           For some reason, I thought that once I came out to my parents, our relationship would return to normal and we would all live happily ever after. I understand that being able to even entertain the notion of coming out to my family is a huge privilege, and I am incredibly grateful for that. However, my experience coming out was not as clean-cut and “easy” as I expected, speaking to the entrenched prejudice that our community sometimes faces at the hands of well-intentioned allies.

            In high school, when I started to come to terms with not being straight, I hid much of my life from my parents because I feared they would find out. I kept quiet about my friends (who were all girls), made up excuses when I went to gay clubs or events, and hid my love life from them. One time when my mother suggested that I had feelings for a male friend of mine, trying to “out” me before I was ready to be open, I felt so nauseous that I had to spend the entire day in bed. My father tried to force me to come out as well, physically cornering me in order to pop the question as I left for a jog – I had sensed what was coming and had literally evaded him for weeks – only for me to push him aside and run into the street to his screams (in French, so our neighbors wouldn’t know that his son is not straight): “I just want to know if you’re a homosexual!”

            I eventually came out to my parents my freshman year of college and accepted that they were only trying to be supportive, getting over these instances of insensitivity towards me, and many others. One day’s emotionally charged and very meaningful conversation about my identity, though, did not make up for years of lying to them. My sexuality since has basically stayed the same: taboo.

            My mom, despite all the love and support she showered on me the day I came out to her, has never once mentioned my sexual orientation to me. It’s been two years! Her only reference to people not identifying as straight occurs when she uses the word “queer” as a synonym for “weird” in everyday conversation. I cannot muster up the courage to tell her that that offends me. My dad, unfortunately, believes that I sleep with every single one of my gay friends from high school, and attempts to start a talk about safe sex whenever I leave the house to hang out with them. Maybe this is his way of coping with the dysfunction that my sexuality has brought to our relationship and addressing the aspect of my identity that hangs around like an elephant in the room all the time. Regardless of the reason, I still am not courageous enough to explain that I do not in fact have sex left and right, that he has really just been brainwashed by our society’s stereotype of gay men as promiscuous, hypersexual people, and that my sexual orientation is ultimately not inferior to his.

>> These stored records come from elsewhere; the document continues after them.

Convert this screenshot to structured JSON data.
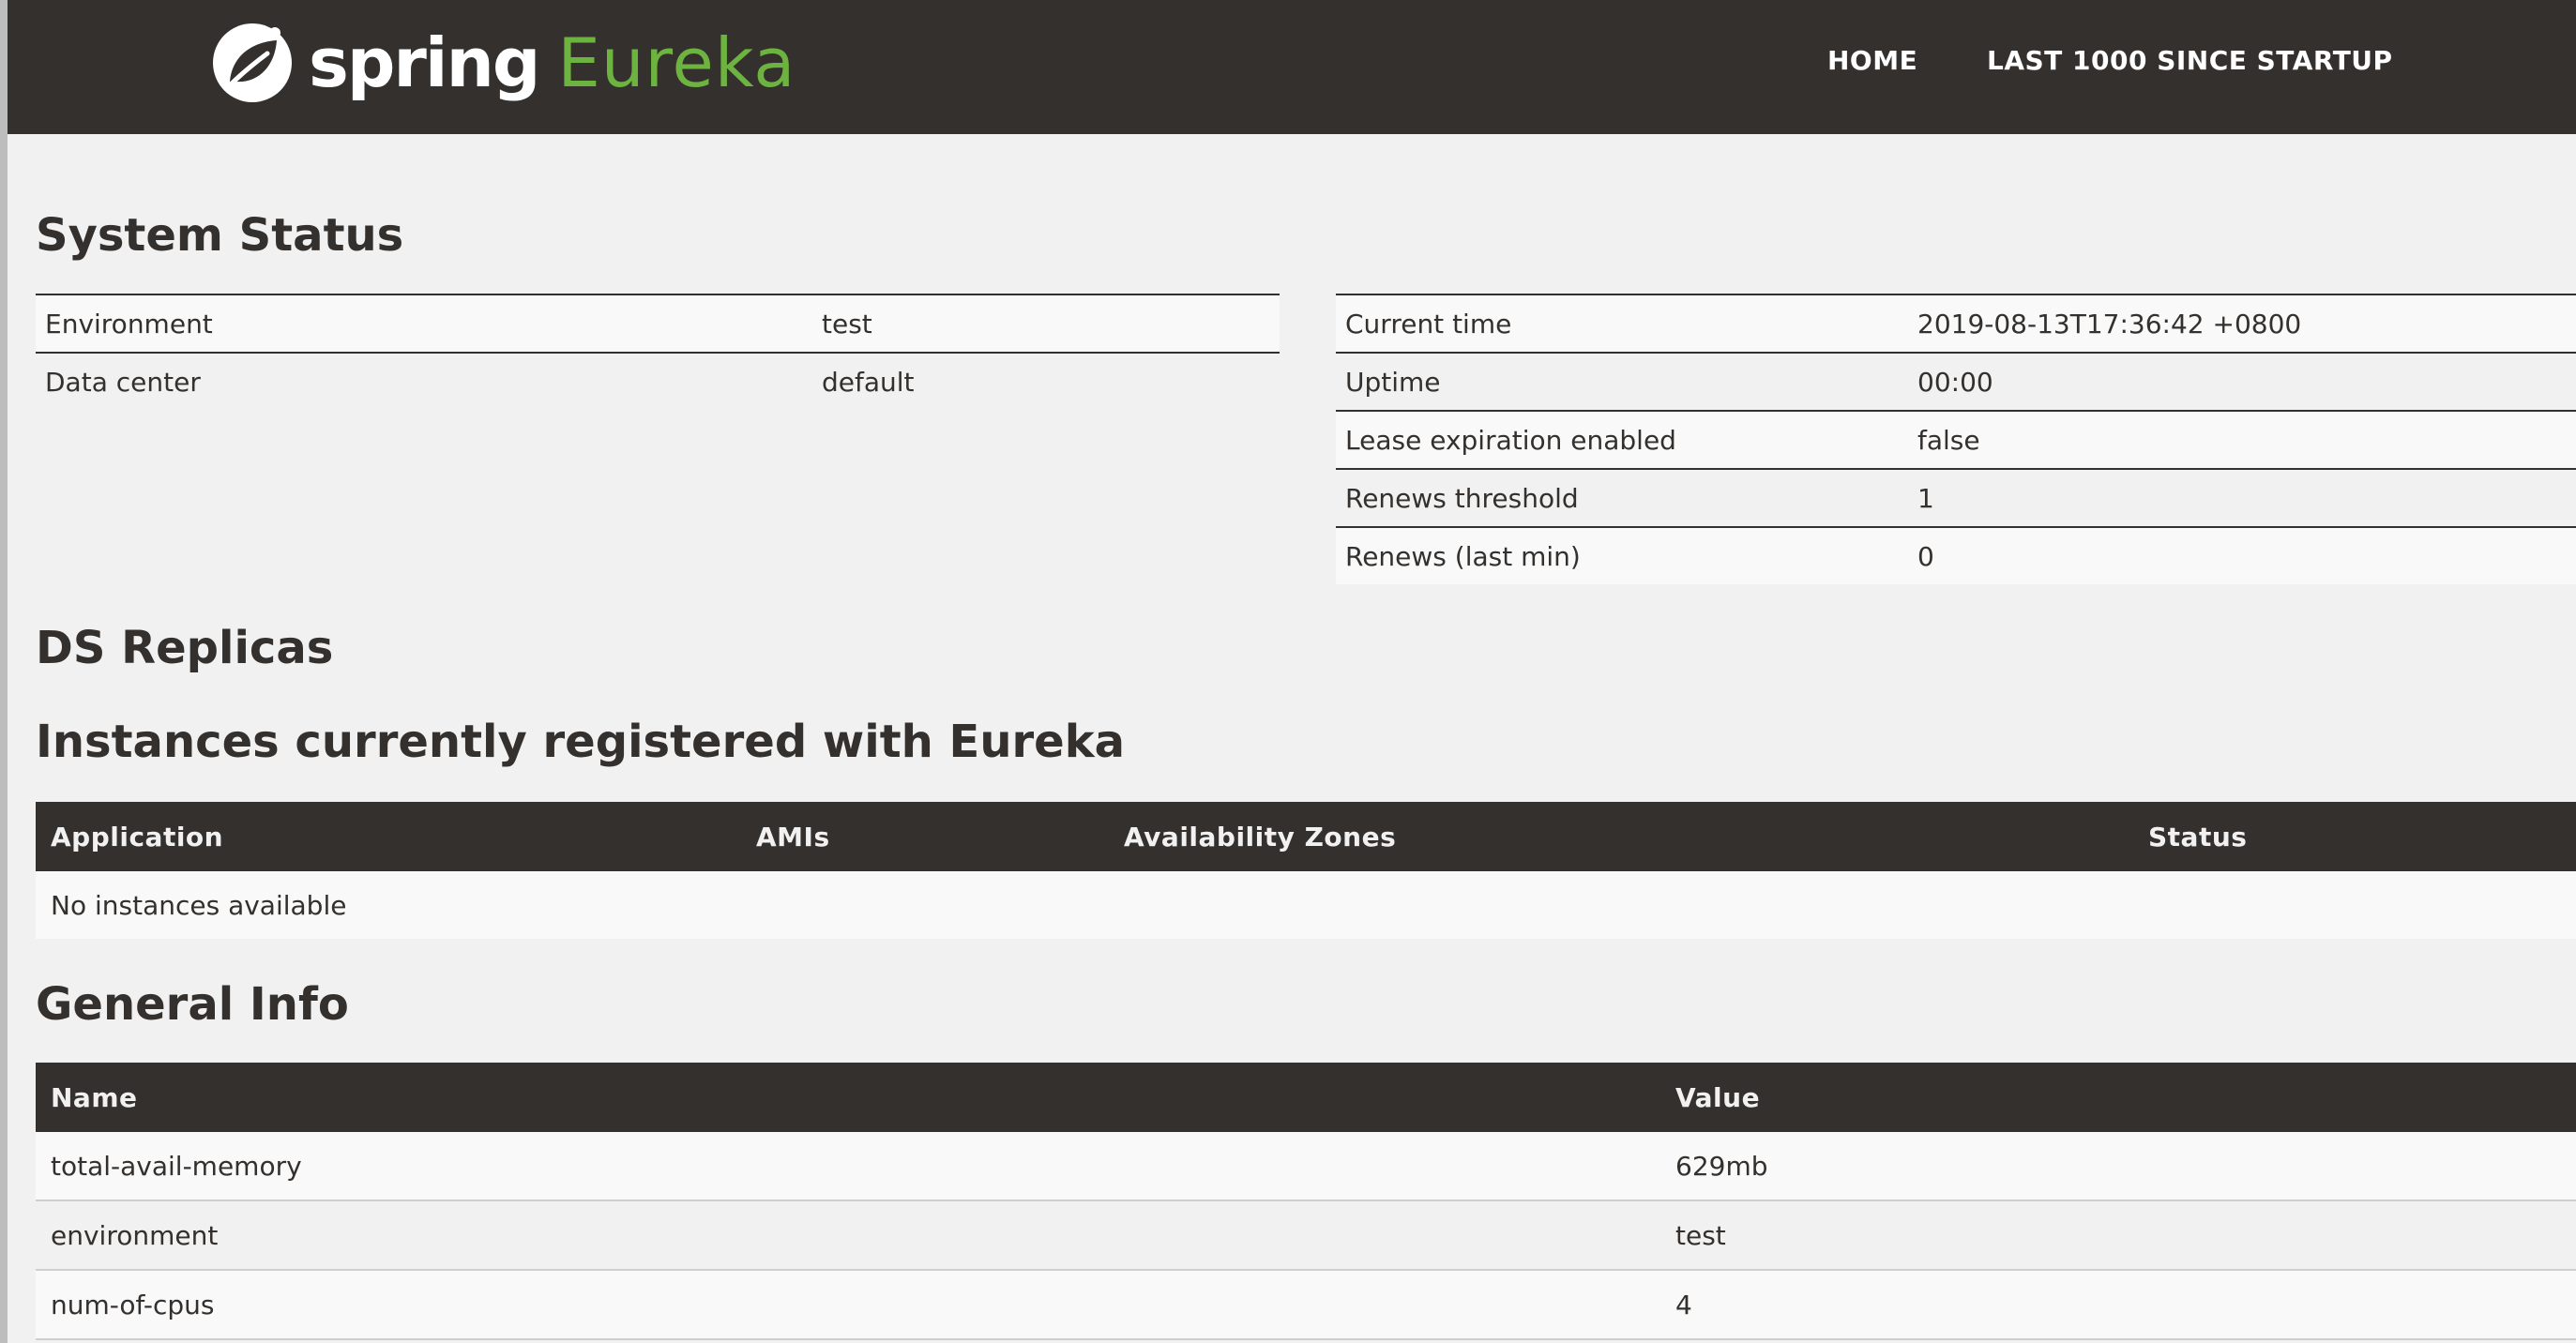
{
  "navbar": {
    "brand_primary": "spring",
    "brand_secondary": "Eureka",
    "logo_icon": "spring-leaf-icon",
    "links": [
      "HOME",
      "LAST 1000 SINCE STARTUP"
    ]
  },
  "system_status": {
    "title": "System Status",
    "left": [
      {
        "key": "Environment",
        "value": "test"
      },
      {
        "key": "Data center",
        "value": "default"
      }
    ],
    "right": [
      {
        "key": "Current time",
        "value": "2019-08-13T17:36:42 +0800"
      },
      {
        "key": "Uptime",
        "value": "00:00"
      },
      {
        "key": "Lease expiration enabled",
        "value": "false"
      },
      {
        "key": "Renews threshold",
        "value": "1"
      },
      {
        "key": "Renews (last min)",
        "value": "0"
      }
    ]
  },
  "ds_replicas": {
    "title": "DS Replicas"
  },
  "instances": {
    "title": "Instances currently registered with Eureka",
    "columns": [
      "Application",
      "AMIs",
      "Availability Zones",
      "Status"
    ],
    "empty_message": "No instances available"
  },
  "general_info": {
    "title": "General Info",
    "columns": [
      "Name",
      "Value"
    ],
    "rows": [
      {
        "name": "total-avail-memory",
        "value": "629mb"
      },
      {
        "name": "environment",
        "value": "test"
      },
      {
        "name": "num-of-cpus",
        "value": "4"
      }
    ]
  },
  "colors": {
    "header_bg": "#34302d",
    "accent_green": "#6db33f",
    "page_bg": "#f1f1f1"
  }
}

            In many ways, I feel like the years I spent in the closet, deceiving my parents and distancing myself so they would not find the truth out, have come back to haunt me in my attempts to restore normalcy after coming out. I do not feel comfortable addressing my identity around them, and they clearly struggle to broach the topic around me. I personally feel like I have to “come out” to them again, this time as a person who is comfortable enough to be militant about respectful treatment in a family setting.

-Christophe